On March 23, the former RCMP officer and military reservist — who lives with post-traumatic stress disorder — had just arrived home in Kamloops, B.C. from a spring break vacation. In his mailbox he found an official-looking letter addressed to his wife.
Moments later, his speechless wife Allison showed him the letter — expressing Veterans Affairs Canada’s sympathies regarding the death of her husband and offering to help out the newly-bereaved widow.
The letter didn’t specify when or how I died. It just said that they wanted to send their condolences and that if she needed any assistance to contact them, and also to contact the Last Post Fund for burial benefits and things of that nature, and it was signed by a veteran’s service agent.”
Now a federal parole officer, he served in the RCMP for four years in B.C. in the late 1990s and developed PTSD after witnessing gruesome accident scenes. He was formally diagnosed in 2012 and is still receiving treatmen
Veterans Affairs apologizes
He said he’s spoken with three different people at Veterans Affairs, inclVeteransuding a staffer in the deputy minister’s office.
The department has launched an investigation but Tremblay said the only thing he’s been told so far is the obvious — that the letter was sent in error and the department is sorry. He’s also been told that the mistake happened when a case manager transferred his file.
The department did write a letter of apology and posted it to Tremblay’s online Veterans Affairs account.
Tremblay said that what bothers him most is the fact that no one at the department tried to confirm that he was actually dead. He said he wonders whether the error represents a systemic problem.

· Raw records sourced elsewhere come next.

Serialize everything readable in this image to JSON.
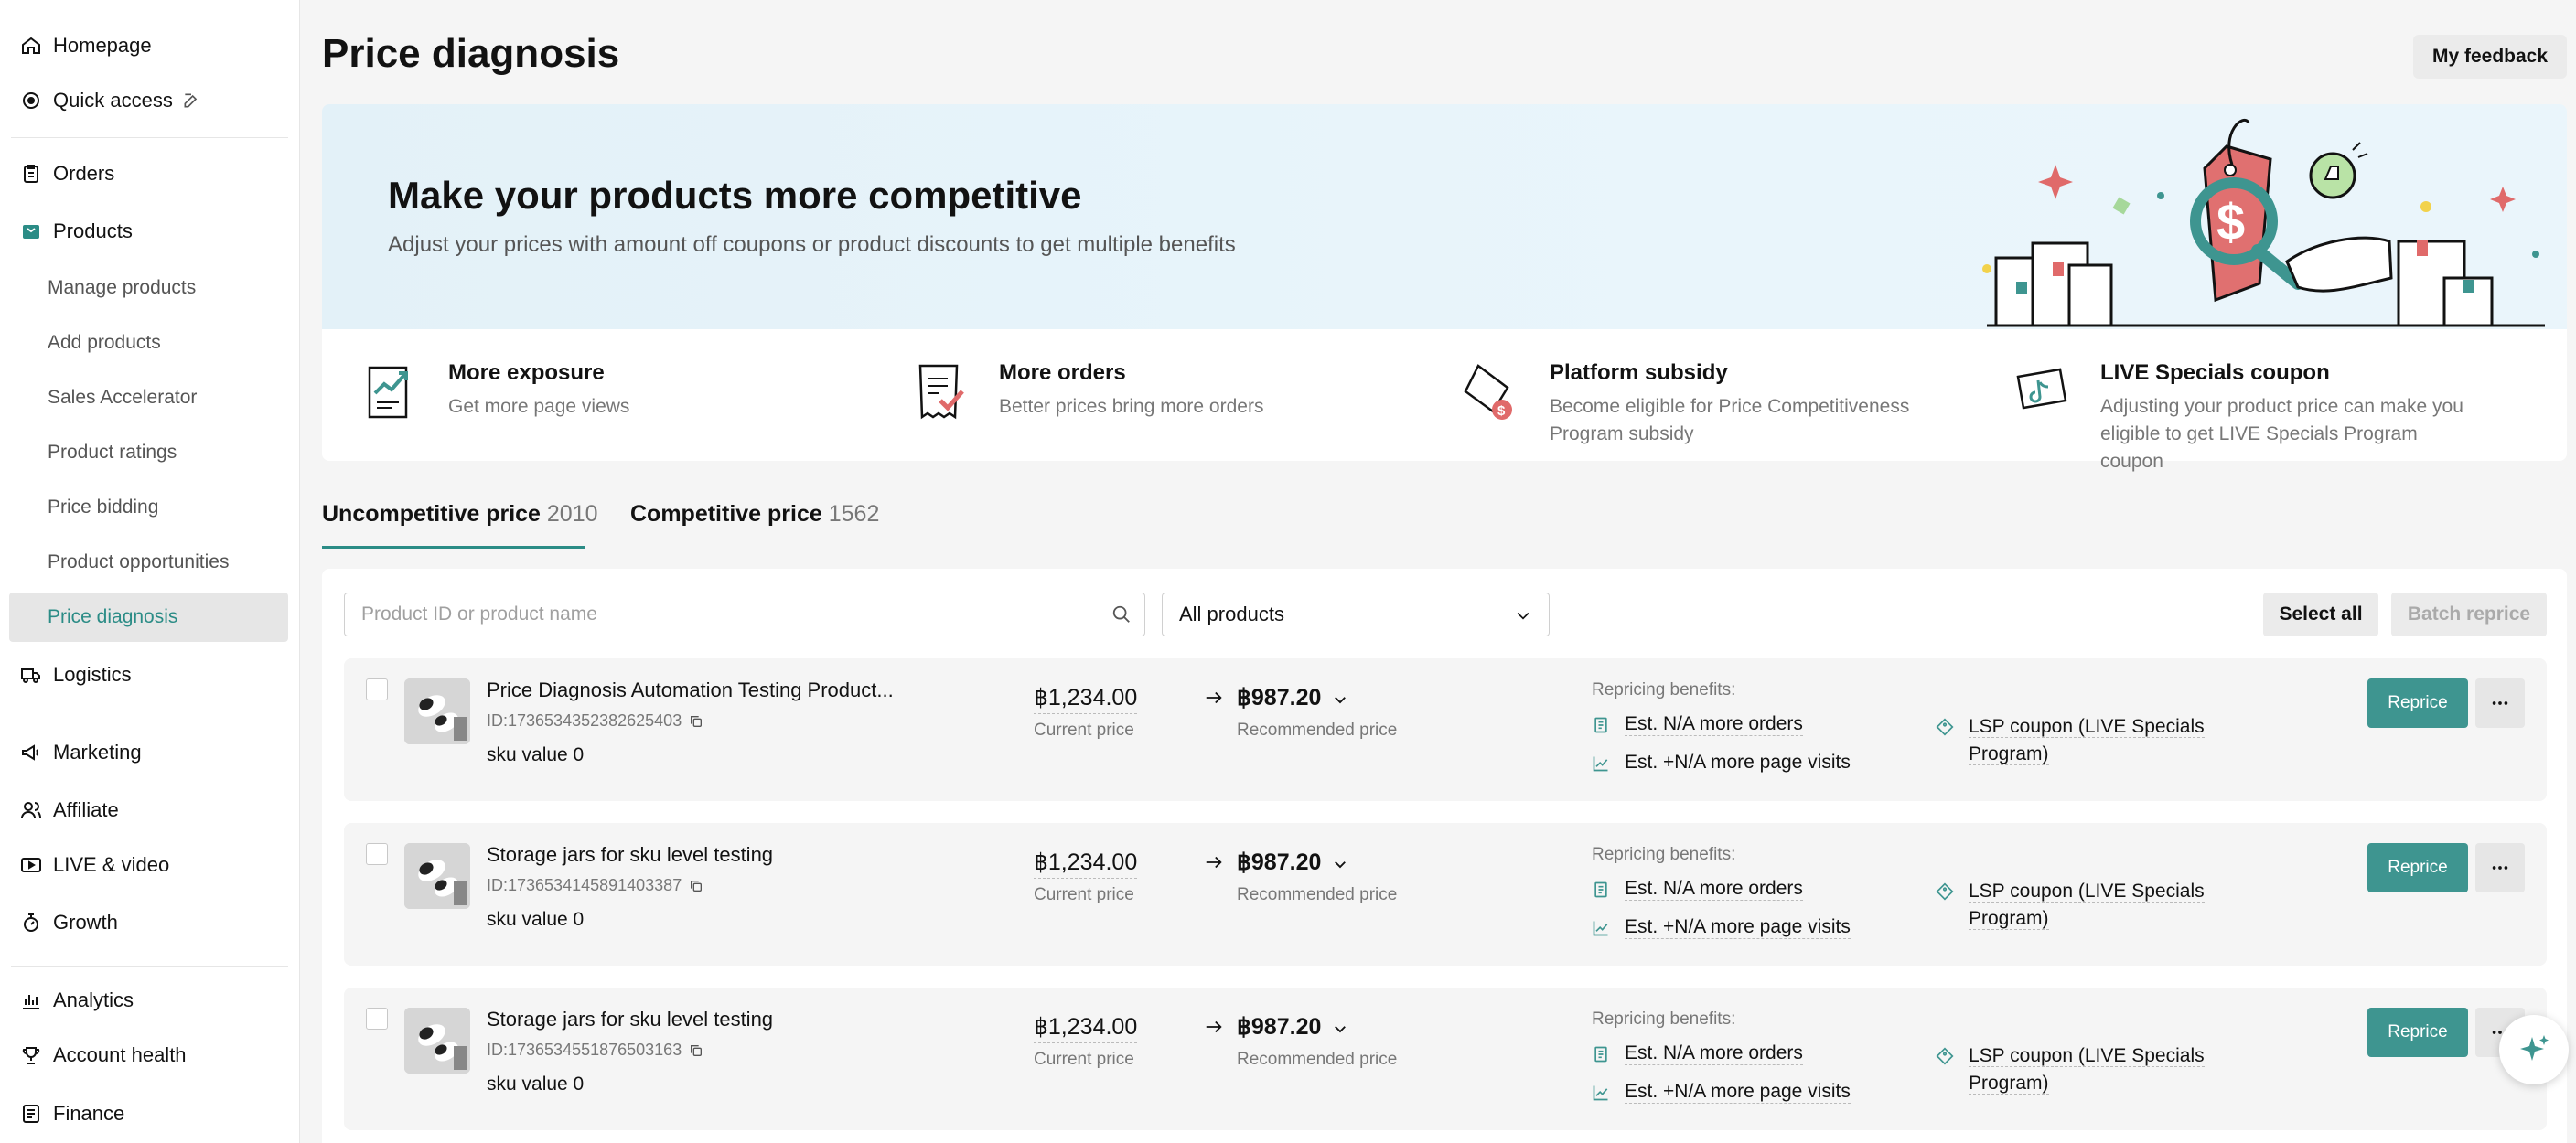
{
  "sidebar": {
    "items": [
      {
        "label": "Homepage",
        "icon": "home-icon"
      },
      {
        "label": "Quick access",
        "icon": "quick-access-icon"
      },
      {
        "label": "Orders",
        "icon": "orders-icon"
      },
      {
        "label": "Products",
        "icon": "products-icon"
      },
      {
        "label": "Logistics",
        "icon": "truck-icon"
      },
      {
        "label": "Marketing",
        "icon": "megaphone-icon"
      },
      {
        "label": "Affiliate",
        "icon": "affiliate-icon"
      },
      {
        "label": "LIVE & video",
        "icon": "live-video-icon"
      },
      {
        "label": "Growth",
        "icon": "growth-icon"
      },
      {
        "label": "Analytics",
        "icon": "analytics-icon"
      },
      {
        "label": "Account health",
        "icon": "trophy-icon"
      },
      {
        "label": "Finance",
        "icon": "finance-icon"
      }
    ],
    "products_sub": [
      "Manage products",
      "Add products",
      "Sales Accelerator",
      "Product ratings",
      "Price bidding",
      "Product opportunities",
      "Price diagnosis"
    ],
    "active_sub": "Price diagnosis"
  },
  "header": {
    "title": "Price diagnosis",
    "feedback_label": "My feedback"
  },
  "banner": {
    "title": "Make your products more competitive",
    "subtitle": "Adjust your prices with amount off coupons or product discounts to get multiple benefits"
  },
  "benefits": [
    {
      "title": "More exposure",
      "desc": "Get more page views",
      "icon": "chart-document-icon"
    },
    {
      "title": "More orders",
      "desc": "Better prices bring more orders",
      "icon": "receipt-check-icon"
    },
    {
      "title": "Platform subsidy",
      "desc": "Become eligible for Price Competitiveness Program subsidy",
      "icon": "subsidy-coupon-icon"
    },
    {
      "title": "LIVE Specials coupon",
      "desc": "Adjusting your product price can make you eligible to get LIVE Specials Program coupon",
      "icon": "live-coupon-icon"
    }
  ],
  "tabs": [
    {
      "label": "Uncompetitive price",
      "count": "2010",
      "active": true
    },
    {
      "label": "Competitive price",
      "count": "1562",
      "active": false
    }
  ],
  "filters": {
    "search_placeholder": "Product ID or product name",
    "select_value": "All products",
    "select_all_label": "Select all",
    "batch_reprice_label": "Batch reprice"
  },
  "colors": {
    "accent": "#2b8c86",
    "button": "#3e9590"
  },
  "products": [
    {
      "name": "Price Diagnosis Automation Testing Product...",
      "id": "ID:1736534352382625403",
      "sku": "sku value 0",
      "current_price": "฿1,234.00",
      "current_label": "Current price",
      "recommended_price": "฿987.20",
      "recommended_label": "Recommended price",
      "benefits_label": "Repricing benefits:",
      "benefit_orders": "Est. N/A more orders",
      "benefit_visits": "Est. +N/A more page visits",
      "lsp_line1": "LSP coupon (LIVE Specials",
      "lsp_line2": "Program)",
      "reprice_label": "Reprice"
    },
    {
      "name": "Storage jars for sku level testing",
      "id": "ID:1736534145891403387",
      "sku": "sku value 0",
      "current_price": "฿1,234.00",
      "current_label": "Current price",
      "recommended_price": "฿987.20",
      "recommended_label": "Recommended price",
      "benefits_label": "Repricing benefits:",
      "benefit_orders": "Est. N/A more orders",
      "benefit_visits": "Est. +N/A more page visits",
      "lsp_line1": "LSP coupon (LIVE Specials",
      "lsp_line2": "Program)",
      "reprice_label": "Reprice"
    },
    {
      "name": "Storage jars for sku level testing",
      "id": "ID:1736534551876503163",
      "sku": "sku value 0",
      "current_price": "฿1,234.00",
      "current_label": "Current price",
      "recommended_price": "฿987.20",
      "recommended_label": "Recommended price",
      "benefits_label": "Repricing benefits:",
      "benefit_orders": "Est. N/A more orders",
      "benefit_visits": "Est. +N/A more page visits",
      "lsp_line1": "LSP coupon (LIVE Specials",
      "lsp_line2": "Program)",
      "reprice_label": "Reprice"
    }
  ]
}
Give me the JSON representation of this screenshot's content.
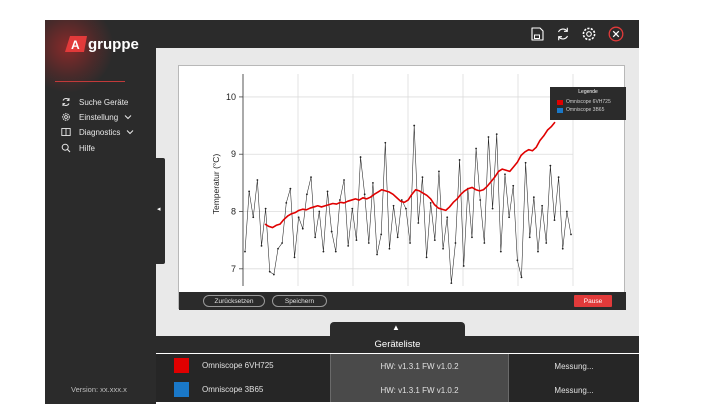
{
  "brand": {
    "logo_mark": "A",
    "logo_text": "gruppe",
    "accent": "#e23a3a"
  },
  "sidebar": {
    "items": [
      {
        "label": "Suche Geräte",
        "icon": "refresh-icon",
        "has_submenu": false
      },
      {
        "label": "Einstellung",
        "icon": "gear-icon",
        "has_submenu": true
      },
      {
        "label": "Diagnostics",
        "icon": "book-icon",
        "has_submenu": true
      },
      {
        "label": "Hilfe",
        "icon": "search-icon",
        "has_submenu": false
      }
    ],
    "version": "Version: xx.xxx.x"
  },
  "topbar": {
    "icons": [
      "save-icon",
      "refresh-icon",
      "gear-icon",
      "close-icon"
    ]
  },
  "chart_controls": {
    "reset_label": "Zurücksetzen",
    "save_label": "Speichern",
    "pause_label": "Pause"
  },
  "legend": {
    "title": "Legende",
    "entries": [
      {
        "label": "Omniscope 6VH725",
        "color": "#e00000"
      },
      {
        "label": "Omniscope 3B65",
        "color": "#1a78c8"
      }
    ]
  },
  "device_list": {
    "title": "Geräteliste",
    "rows": [
      {
        "name": "Omniscope 6VH725",
        "color": "#e00000",
        "version": "HW: v1.3.1 FW v1.0.2",
        "status": "Messung..."
      },
      {
        "name": "Omniscope 3B65",
        "color": "#1a78c8",
        "version": "HW: v1.3.1 FW v1.0.2",
        "status": "Messung..."
      }
    ]
  },
  "chart_data": {
    "type": "line",
    "ylabel": "Temperatur (°C)",
    "xlabel": "",
    "ylim": [
      6.7,
      10.4
    ],
    "yticks": [
      7,
      8,
      9,
      10
    ],
    "grid": true,
    "series": [
      {
        "name": "Omniscope 6VH725",
        "color": "#e00000",
        "values": [
          7.78,
          7.74,
          7.72,
          7.76,
          7.78,
          7.86,
          7.92,
          7.96,
          7.98,
          8.02,
          8.04,
          8.03,
          8.06,
          8.08,
          8.1,
          8.08,
          8.1,
          8.12,
          8.14,
          8.13,
          8.16,
          8.15,
          8.18,
          8.2,
          8.22,
          8.2,
          8.24,
          8.22,
          8.25,
          8.3,
          8.34,
          8.38,
          8.36,
          8.34,
          8.3,
          8.24,
          8.18,
          8.16,
          8.2,
          8.3,
          8.38,
          8.36,
          8.32,
          8.28,
          8.22,
          8.12,
          8.06,
          8.04,
          8.02,
          8.08,
          8.16,
          8.22,
          8.3,
          8.36,
          8.4,
          8.42,
          8.38,
          8.36,
          8.38,
          8.44,
          8.52,
          8.6,
          8.7,
          8.74,
          8.72,
          8.7,
          8.78,
          8.86,
          8.98,
          9.04,
          9.08,
          9.06,
          9.12,
          9.24,
          9.32,
          9.42,
          9.48,
          9.56
        ]
      },
      {
        "name": "",
        "color": "#222222",
        "values": [
          7.3,
          8.35,
          7.9,
          8.55,
          7.4,
          8.05,
          6.95,
          6.9,
          7.35,
          7.45,
          8.15,
          8.4,
          7.2,
          7.9,
          7.7,
          8.3,
          8.6,
          7.55,
          8.0,
          7.3,
          8.35,
          7.65,
          7.3,
          8.2,
          8.55,
          7.4,
          8.05,
          7.5,
          8.95,
          8.3,
          7.45,
          8.5,
          7.25,
          7.6,
          9.2,
          7.35,
          8.1,
          7.55,
          8.2,
          8.05,
          7.45,
          9.5,
          7.8,
          8.6,
          7.2,
          8.15,
          7.5,
          8.7,
          7.35,
          7.9,
          6.75,
          7.45,
          8.9,
          7.05,
          8.4,
          7.55,
          9.1,
          8.2,
          7.45,
          9.3,
          8.05,
          9.35,
          7.3,
          8.65,
          7.9,
          8.45,
          7.15,
          6.85,
          8.85,
          7.55,
          8.25,
          7.3,
          8.1,
          7.45,
          8.8,
          7.85,
          8.6,
          7.35,
          8.0,
          7.6
        ]
      }
    ]
  }
}
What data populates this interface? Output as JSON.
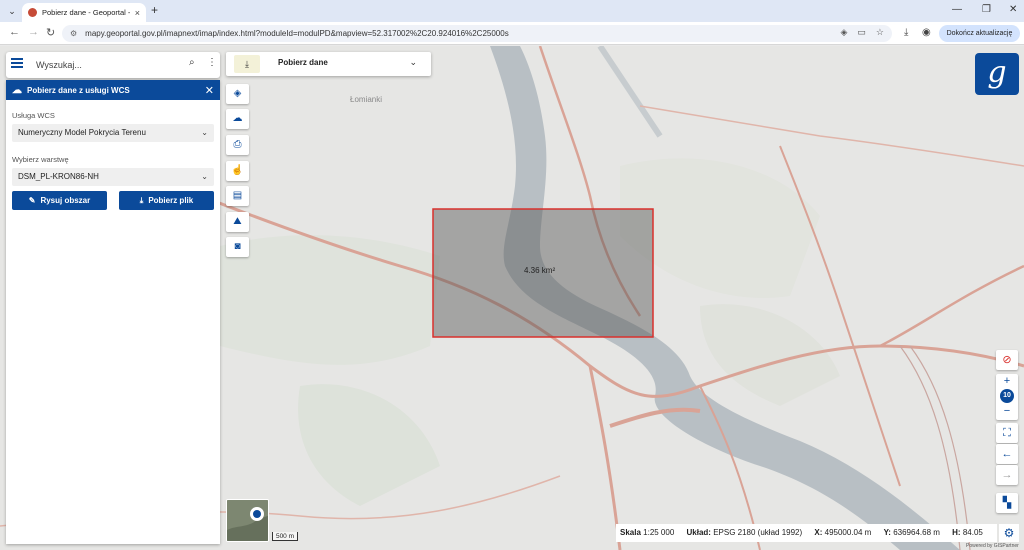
{
  "browser": {
    "tab_title": "Pobierz dane - Geoportal - GU...",
    "tab_close": "×",
    "new_tab": "+",
    "url": "mapy.geoportal.gov.pl/imapnext/imap/index.html?moduleId=modulPD&mapview=52.317002%2C20.924016%2C25000s",
    "update_button": "Dokończ aktualizację"
  },
  "search": {
    "placeholder": "Wyszukaj..."
  },
  "panel": {
    "title": "Pobierz dane z usługi WCS",
    "service_label": "Usługa WCS",
    "service_value": "Numeryczny Model Pokrycia Terenu",
    "layer_label": "Wybierz warstwę",
    "layer_value": "DSM_PL-KRON86-NH",
    "draw_button": "Rysuj obszar",
    "download_button": "Pobierz plik"
  },
  "download_bar": {
    "label": "Pobierz dane"
  },
  "map": {
    "area_label": "4.36 km²",
    "place_label": "Łomianki",
    "zoom_level": "10",
    "scale_label": "500 m",
    "colors": {
      "selection_border": "#d9302c",
      "selection_fill": "#555555",
      "river": "#b8bfc4",
      "roads": "#d9a396"
    }
  },
  "status": {
    "scale_label": "Skala",
    "scale_value": "1:25 000",
    "crs_label": "Układ:",
    "crs_value": "EPSG 2180 (układ 1992)",
    "x_label": "X:",
    "x_value": "495000.04 m",
    "y_label": "Y:",
    "y_value": "636964.68 m",
    "h_label": "H:",
    "h_value": "84.05"
  },
  "credit": "Powered by GISPartner"
}
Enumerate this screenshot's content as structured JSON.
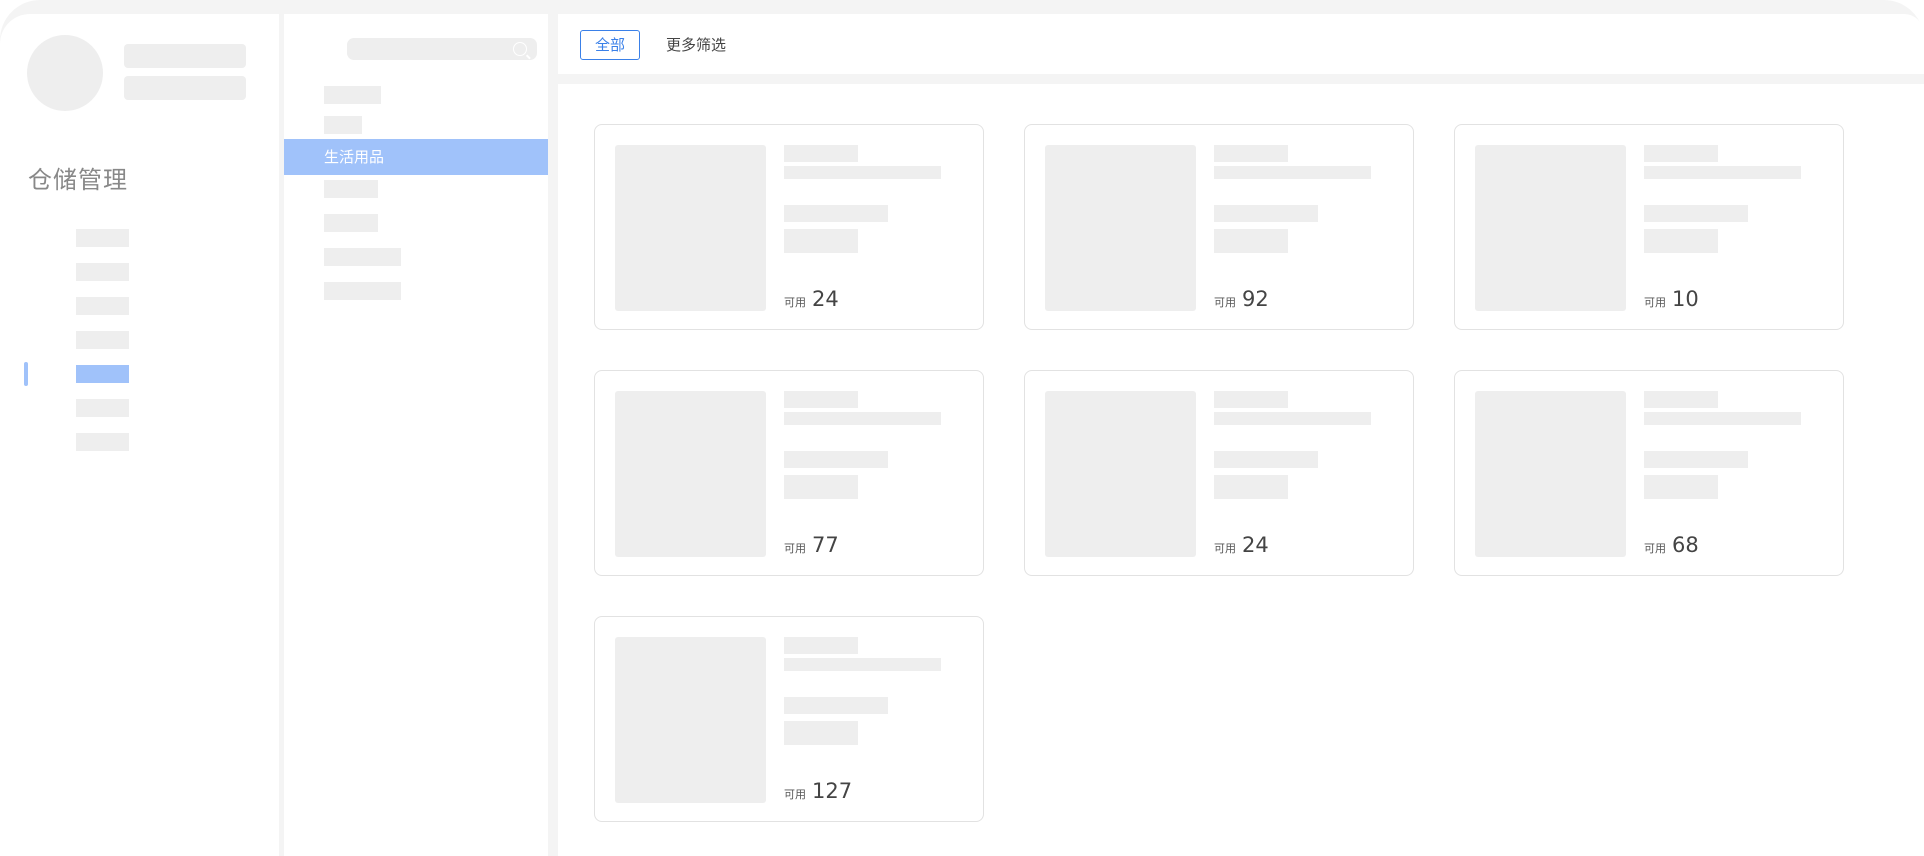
{
  "sidebar": {
    "app_title": "仓储管理",
    "nav_count": 7,
    "active_nav_index": 4
  },
  "categories": {
    "selected_label": "生活用品"
  },
  "toolbar": {
    "tab_all_label": "全部",
    "more_filter_label": "更多筛选"
  },
  "cards": [
    {
      "available_label": "可用",
      "available_value": "24"
    },
    {
      "available_label": "可用",
      "available_value": "92"
    },
    {
      "available_label": "可用",
      "available_value": "10"
    },
    {
      "available_label": "可用",
      "available_value": "77"
    },
    {
      "available_label": "可用",
      "available_value": "24"
    },
    {
      "available_label": "可用",
      "available_value": "68"
    },
    {
      "available_label": "可用",
      "available_value": "127"
    }
  ],
  "colors": {
    "accent": "#3a80e8",
    "selection": "#a0c2fa",
    "placeholder": "#eeeeee",
    "background": "#f4f4f4"
  }
}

He also wants to see someone held accountable for the emotional upset — which is what would happen, he said, if someone in his parole office made a similar mistake.